For this white male reviewer, it’s eye-opening to grasp how deeply the black male (and all the more so queer) body confronts constant societal violence. Not only in the symbols left to our culture of the so-public deaths—Trayvon Martin’s hoodie, Eric Garner’s breath—but in the myriad ways that daily accumulated racism is carried in the body, its neurons and its cortisol and its heart disease. Many of Reed’s poems wrestle with these truths and work, against all odds, to find a resilience against the worst possible outcome. “Between self-harm and my hand,” he writes, “I’ve rigged a list.” With all the suggestions of that single word rigged, Reed invokes the grimmest chapters of American history—and the most parlous interior moments, too.

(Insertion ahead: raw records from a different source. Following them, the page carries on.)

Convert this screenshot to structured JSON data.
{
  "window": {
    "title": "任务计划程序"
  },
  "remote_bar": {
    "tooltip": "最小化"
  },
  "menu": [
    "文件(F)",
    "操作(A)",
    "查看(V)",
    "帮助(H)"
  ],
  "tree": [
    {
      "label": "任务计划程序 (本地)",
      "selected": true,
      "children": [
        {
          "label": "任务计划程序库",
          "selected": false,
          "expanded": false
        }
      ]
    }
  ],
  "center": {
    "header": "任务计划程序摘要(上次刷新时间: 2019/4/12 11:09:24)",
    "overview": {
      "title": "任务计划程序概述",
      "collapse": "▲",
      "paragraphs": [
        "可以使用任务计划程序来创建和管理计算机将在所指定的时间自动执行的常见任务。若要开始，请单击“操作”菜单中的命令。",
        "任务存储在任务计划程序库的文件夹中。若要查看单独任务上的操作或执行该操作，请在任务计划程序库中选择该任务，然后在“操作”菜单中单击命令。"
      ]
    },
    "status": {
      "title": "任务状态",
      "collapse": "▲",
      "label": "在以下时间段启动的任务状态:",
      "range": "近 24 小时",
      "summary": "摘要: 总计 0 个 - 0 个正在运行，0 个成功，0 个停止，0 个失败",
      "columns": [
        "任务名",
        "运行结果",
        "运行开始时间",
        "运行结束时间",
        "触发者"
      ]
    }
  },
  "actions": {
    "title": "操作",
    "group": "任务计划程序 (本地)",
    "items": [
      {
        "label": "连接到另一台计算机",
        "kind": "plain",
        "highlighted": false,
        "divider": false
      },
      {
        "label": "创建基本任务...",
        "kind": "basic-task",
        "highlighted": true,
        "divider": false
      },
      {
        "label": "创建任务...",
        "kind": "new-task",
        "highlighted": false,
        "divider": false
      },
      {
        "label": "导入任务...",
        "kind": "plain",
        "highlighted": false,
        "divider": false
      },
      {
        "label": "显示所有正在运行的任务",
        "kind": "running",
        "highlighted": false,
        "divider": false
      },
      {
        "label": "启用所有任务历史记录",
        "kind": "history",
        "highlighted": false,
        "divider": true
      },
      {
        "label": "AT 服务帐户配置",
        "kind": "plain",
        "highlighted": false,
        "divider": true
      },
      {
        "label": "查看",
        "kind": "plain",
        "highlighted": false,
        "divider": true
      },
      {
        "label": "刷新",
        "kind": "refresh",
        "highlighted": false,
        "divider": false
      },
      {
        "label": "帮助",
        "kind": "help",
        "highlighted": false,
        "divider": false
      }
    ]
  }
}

If the body is central in Reed’s poetic landscape, it sometimes brings an explicitness that might offend a fragile sensibility. But part of Reed’s project seems to be translating the world’s Indecency onto the page, where it can be reckoned with. Decency is, of course, a loaded term in American history. It was (and remains) the propriety of white women—amid the supposed gaze of the black boy or man—on which our racial caste system has been upheld. Much the same can be said about the gatekeepers of norms of straight masculinity. With this underlying context, the ingredients of sex and intimacy become bold flourishes in Reed’s poetry. If a breach of decorum can mean the difference between life or death, it feels almost like a cliché to say that Reed has reappropriated the very terms of debate.

Another sense of “decency” is about what’s appropriate to be said, which certainly wouldn’t typically encompass poems like “To Every Faggot Who Pulverized Me for Being a Faggot,” in which the poet’s “taken a look / at the slow sea monster of my vomit / luminous in the toilet bowl.” The concept of decency can’t help but bring to mind the noxious notion of one as a “credit to their race”: How many generations of African American poets had need to plow under any temptations at “indecency” in order to adopt and conform to the literary modes of the “masters”? In this sense, Reed is a descendent of the Black Arts poets who exploded such assumptions—and a powerful communicant in the contemporary BreakBeat Generation.

One of Reed’s central concerns is erasure: how an individual or culture can keep itself from being snuffed out, or snuffing itself out. Found poems pick up the pieces left by others and so themselves become an exercise in erasure. “About a White City,” after James Schuyler, wonders what’s left:

Another day,
a friend calls. Another,
a redder red
than blood gathers

and sets on its edge
the mind. It rains again:
a breakdown occurs,

something like eating
the pattern of many moods
naked in winter.

Here, as elsewhere, Reed deploys line breaks for maximum advantage. Echoing within a poem that is itself an echo, each line’s meanings are refreshed by what comes before, and what follows, enjambed. If Reed imagines “people as kind of visible containers,” so does his craftsmanship become its own kind of vessel for crosscutting meaning.

Reed’s work has the self-anticipating quality of the chords of bossa nova, but with much more serious subject matter. Such syncopation comes through in some of my favorite of his pieces, which are indulgences of lyricism, declaration, and fresh syntax and combinations. From “Black Can Sleep”:

Oh Lord,
black the valley. Wise men
slather mirth, lip the gum. The news
their black tomb of tooth sucks out
won’t news.

The collection’s last, and longest, poem, “Paroxysm,” takes multiple forms, from prose poems to tercets. No snippet can be representative, but in this passage the poet’s gifts are at work: hesitation and declaration, archaeology and imagination, meanings upended and rewritten:

The apex predation, the brilliance in it,
this global verdant climb beyond—
Is this what it means to be lost in the night?
A paranoir. Unearthing tombs
and slipping inside of annullable memory.
You don’t expect survival but

demand to survive nonetheless. . . .